The Maryland SAFE Act permits a susceptible or older adult, as well as the adult’s family members and agents, to contact the Attorney General’s office to seek redress for the victim of financial exploitation in Maryland. The Attorney General’s office will have the power to bring a civil cause of action against the individual alleged to have financially exploited the susceptible or older adult. This lawsuit will seek damages for the recovery of any misappropriated assets. In addition to the Attorney General, the following individuals may bring a cause of action against a person who has allegedly committed financial exploitation: the susceptible or older adult, an attorney-in-fact, guardian, trustee, other fiduciary, person authorized to make health care decisions for the adult, spouse, parent, descendant, presumptive heir, person named as a beneficiary to receive any property, and a personal representative or special administrator of an estate of a deceased susceptible or older adult.
What are the damages available under the SAFE Act’s new cause of action?
When a cause of action under the SAFE Act is successful, a plaintiff is entitled to recover compensatory damages. Theses damages are in addition to, and cumulative with, other available damages. A plaintiff in an action under the SAFE Act that is awarded compensatory damages may also seek, and the court may award treble damages and prejudgment interest. Furthermore, in addition to monetary damages, a plaintiff is entitled to other appropriate relief, including emergency, preliminary or permanent injunction, rescission, restitution, accounting, unjust enrichment, declaratory relief and constructive trust. The court may also grant emergency or interim injunctive relief to preserve the assets of the susceptible or older adult. The court may award reasonable attorney’s fees and expenses to a plaintiff for injury or loss. If the court determines an action is brought in bad faith or of a frivolous nature, the court may order the offending party to pay reasonable attorney’s fees and expenses.
What is the statute of limitations for claims under the SAFE Act?
The statute of limitations for claims under the SAFE Act is considerably longer than the standard Maryland three-year limitations period. Pursuant to Estates & Trusts § 13-607, an action under the SAFE Act shall be commenced within five-years after the susceptible or older adult, or the adult’s representative, discovers or through reasonable diligence should have discovered the facts constituting financial exploitation. The exception to this five-year statute of limitations is in cases where criminal prosecution is initiated. If a criminal prosecution arises out of the same facts, the time during which the prosecution is pending shall not be computed as part of the statute of limitations period. After the criminal prosecution is concluded, the action under the SAFE Act may be brought within the later of either 1) the remainder of the five-year limitations period or 2) one year.

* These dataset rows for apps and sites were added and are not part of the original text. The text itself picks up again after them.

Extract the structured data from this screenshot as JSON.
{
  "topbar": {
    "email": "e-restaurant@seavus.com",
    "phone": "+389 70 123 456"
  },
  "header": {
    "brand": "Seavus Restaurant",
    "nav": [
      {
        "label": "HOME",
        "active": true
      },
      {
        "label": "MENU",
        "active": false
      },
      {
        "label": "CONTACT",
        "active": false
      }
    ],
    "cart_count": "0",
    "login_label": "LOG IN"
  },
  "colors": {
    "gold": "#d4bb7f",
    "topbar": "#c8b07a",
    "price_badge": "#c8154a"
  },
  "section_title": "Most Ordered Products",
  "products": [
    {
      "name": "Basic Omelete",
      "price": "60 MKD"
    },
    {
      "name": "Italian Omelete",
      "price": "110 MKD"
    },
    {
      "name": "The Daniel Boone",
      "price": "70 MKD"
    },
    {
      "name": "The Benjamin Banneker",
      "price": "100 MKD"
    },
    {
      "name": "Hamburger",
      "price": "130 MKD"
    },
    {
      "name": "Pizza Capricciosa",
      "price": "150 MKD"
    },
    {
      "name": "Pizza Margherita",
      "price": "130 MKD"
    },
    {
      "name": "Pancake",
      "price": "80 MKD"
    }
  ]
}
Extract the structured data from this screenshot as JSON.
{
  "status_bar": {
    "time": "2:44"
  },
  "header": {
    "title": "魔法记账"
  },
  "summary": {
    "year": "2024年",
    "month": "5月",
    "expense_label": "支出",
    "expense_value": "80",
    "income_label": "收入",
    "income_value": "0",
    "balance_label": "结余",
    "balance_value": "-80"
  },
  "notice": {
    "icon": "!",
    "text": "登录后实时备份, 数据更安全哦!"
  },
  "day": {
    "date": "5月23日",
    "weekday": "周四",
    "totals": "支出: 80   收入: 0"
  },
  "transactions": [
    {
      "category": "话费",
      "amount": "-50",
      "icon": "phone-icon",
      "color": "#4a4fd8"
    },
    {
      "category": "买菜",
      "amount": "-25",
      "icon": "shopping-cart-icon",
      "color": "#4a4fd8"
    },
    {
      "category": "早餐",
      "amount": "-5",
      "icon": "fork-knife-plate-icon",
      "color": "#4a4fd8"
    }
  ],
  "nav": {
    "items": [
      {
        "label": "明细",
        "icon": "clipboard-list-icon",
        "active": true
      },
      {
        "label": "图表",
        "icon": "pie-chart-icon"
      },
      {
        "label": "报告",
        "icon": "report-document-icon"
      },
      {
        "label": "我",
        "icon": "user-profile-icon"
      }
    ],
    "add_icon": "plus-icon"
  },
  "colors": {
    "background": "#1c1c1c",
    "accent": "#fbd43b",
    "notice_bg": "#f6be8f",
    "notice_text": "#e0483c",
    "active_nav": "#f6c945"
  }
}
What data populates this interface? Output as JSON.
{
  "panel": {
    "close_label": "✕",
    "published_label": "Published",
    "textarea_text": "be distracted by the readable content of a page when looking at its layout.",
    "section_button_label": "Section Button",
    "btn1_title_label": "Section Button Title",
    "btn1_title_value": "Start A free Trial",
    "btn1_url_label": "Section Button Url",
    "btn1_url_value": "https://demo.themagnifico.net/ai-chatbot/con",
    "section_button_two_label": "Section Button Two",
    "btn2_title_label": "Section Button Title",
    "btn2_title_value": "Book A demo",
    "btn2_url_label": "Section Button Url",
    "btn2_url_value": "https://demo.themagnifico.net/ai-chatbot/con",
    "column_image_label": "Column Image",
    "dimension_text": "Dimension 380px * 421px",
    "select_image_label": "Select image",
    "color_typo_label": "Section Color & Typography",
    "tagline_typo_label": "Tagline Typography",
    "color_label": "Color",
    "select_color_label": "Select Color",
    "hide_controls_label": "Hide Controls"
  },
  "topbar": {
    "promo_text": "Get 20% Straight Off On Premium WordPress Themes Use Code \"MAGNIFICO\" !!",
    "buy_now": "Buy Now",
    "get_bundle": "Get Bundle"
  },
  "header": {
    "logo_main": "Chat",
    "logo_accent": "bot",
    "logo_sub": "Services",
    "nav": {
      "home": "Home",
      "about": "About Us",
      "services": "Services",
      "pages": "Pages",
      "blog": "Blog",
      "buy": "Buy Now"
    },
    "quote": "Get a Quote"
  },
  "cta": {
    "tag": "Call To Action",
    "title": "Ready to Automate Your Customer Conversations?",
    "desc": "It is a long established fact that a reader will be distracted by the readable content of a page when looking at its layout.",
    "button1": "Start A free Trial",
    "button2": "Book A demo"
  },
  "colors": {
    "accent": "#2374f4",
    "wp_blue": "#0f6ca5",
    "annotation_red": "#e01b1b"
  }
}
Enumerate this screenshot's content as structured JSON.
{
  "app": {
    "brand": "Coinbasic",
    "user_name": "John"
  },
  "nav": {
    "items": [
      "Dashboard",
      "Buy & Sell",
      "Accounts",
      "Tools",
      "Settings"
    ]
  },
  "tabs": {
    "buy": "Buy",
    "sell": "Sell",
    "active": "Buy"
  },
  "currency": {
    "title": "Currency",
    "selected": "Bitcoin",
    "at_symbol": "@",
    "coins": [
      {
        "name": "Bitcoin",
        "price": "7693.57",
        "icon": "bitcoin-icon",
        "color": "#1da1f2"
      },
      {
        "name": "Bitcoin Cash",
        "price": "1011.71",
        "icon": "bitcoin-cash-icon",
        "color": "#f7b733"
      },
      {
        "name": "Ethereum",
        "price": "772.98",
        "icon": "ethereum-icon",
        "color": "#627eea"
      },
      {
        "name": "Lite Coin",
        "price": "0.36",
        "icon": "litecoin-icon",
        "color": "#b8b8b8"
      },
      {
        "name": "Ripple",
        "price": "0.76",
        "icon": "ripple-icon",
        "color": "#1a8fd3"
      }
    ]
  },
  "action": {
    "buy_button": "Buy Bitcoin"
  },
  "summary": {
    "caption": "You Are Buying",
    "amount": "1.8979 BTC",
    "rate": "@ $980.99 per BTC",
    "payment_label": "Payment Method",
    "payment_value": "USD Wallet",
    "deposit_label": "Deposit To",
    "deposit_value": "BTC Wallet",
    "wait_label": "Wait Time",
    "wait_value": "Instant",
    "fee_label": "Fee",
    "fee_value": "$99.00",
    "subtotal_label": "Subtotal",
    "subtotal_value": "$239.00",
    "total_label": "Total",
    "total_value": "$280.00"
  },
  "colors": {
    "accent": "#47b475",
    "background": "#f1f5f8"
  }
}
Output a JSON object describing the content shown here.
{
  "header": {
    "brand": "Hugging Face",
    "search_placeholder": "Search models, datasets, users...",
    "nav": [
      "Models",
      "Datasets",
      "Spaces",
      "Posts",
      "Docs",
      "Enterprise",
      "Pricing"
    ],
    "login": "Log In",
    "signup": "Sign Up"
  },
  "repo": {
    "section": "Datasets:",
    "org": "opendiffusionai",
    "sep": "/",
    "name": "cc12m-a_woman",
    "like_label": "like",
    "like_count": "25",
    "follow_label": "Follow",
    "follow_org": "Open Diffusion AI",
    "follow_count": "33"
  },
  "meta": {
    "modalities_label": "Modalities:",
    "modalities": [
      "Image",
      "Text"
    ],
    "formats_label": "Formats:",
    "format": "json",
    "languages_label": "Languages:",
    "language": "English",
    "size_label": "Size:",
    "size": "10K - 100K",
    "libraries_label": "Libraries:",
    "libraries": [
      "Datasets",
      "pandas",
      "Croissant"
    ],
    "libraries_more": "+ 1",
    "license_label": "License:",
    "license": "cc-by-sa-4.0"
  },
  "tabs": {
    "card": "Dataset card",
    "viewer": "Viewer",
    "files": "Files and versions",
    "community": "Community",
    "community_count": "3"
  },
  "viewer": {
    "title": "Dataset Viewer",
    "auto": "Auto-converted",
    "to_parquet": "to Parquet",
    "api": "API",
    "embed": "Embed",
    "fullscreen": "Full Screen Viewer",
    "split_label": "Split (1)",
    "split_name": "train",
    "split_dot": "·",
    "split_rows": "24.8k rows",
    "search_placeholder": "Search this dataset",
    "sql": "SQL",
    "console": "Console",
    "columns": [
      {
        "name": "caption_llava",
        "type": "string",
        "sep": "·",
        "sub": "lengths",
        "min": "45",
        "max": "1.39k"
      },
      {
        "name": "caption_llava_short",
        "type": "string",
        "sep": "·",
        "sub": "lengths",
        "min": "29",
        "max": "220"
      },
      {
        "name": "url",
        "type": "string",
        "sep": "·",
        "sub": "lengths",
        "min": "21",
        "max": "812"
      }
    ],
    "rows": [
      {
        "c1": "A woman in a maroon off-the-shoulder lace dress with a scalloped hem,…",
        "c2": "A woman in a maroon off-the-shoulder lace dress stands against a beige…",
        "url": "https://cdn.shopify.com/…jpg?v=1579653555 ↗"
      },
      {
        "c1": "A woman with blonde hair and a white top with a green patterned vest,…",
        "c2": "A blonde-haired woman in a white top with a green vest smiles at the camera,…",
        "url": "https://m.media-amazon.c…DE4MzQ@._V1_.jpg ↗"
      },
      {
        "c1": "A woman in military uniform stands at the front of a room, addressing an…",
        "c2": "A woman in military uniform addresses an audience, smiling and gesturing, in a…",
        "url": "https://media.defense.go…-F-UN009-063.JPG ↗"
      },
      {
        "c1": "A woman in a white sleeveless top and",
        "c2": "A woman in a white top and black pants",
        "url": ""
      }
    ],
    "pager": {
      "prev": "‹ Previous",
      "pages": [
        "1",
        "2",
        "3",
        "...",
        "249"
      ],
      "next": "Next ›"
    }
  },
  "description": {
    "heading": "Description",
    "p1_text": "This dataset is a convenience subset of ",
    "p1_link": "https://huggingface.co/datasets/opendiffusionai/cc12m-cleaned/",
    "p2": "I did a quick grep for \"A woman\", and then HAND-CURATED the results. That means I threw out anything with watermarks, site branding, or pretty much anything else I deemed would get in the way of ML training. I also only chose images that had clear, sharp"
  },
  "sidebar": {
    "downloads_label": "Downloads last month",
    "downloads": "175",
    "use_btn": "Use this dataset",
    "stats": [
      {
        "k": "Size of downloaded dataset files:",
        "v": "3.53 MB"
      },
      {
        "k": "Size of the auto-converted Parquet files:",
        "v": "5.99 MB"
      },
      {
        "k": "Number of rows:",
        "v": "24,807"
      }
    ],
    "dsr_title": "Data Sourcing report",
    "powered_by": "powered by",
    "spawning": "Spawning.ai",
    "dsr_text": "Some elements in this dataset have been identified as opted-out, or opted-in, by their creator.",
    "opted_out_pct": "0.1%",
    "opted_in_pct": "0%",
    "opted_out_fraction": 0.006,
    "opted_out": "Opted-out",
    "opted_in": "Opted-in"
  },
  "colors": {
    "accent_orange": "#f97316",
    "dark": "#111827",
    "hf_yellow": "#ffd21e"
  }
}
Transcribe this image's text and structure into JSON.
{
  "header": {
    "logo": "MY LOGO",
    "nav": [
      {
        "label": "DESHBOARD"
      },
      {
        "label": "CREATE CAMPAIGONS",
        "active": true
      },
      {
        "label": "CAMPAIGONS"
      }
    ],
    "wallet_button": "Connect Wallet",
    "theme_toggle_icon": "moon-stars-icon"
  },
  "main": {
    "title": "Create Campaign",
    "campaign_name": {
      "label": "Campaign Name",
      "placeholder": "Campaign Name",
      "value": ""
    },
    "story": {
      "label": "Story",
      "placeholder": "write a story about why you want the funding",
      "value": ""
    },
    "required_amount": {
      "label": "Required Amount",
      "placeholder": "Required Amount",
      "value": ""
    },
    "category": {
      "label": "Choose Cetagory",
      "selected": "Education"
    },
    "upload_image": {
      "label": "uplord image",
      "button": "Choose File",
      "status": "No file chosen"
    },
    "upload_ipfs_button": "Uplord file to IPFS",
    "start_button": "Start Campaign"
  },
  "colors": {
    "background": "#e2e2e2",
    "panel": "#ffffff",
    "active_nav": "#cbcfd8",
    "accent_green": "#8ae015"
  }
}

What are the relevant statutes of the SAFE Act?
The relevant statutes that form the SAFE Act can be found in Commercial Law § 13-204(a)(14), (15) and (16), Corporations and Associations § 11-209, and Estates and Trusts § 13-601 through § 13-609. In the Estates and Trusts Article, the relevant sections will be under the new subtitle “Subtitle 6. Financial Exploitation of Susceptible Adults and Older Adults” and the amended title “Title 13. Protection of Minors, Disabled Persons, Susceptible Adults and Older Adults.”
Zachary W. Worshtil is an attorney at the Law Office of Ralph W. Powers, Jr., P.C. He is also a member of the PGCBA Board of Directors and co-chair of the Probate, Estates, Trusts & Elder Law Section. He concentrates his practice primarily in estate administration and probate litigation.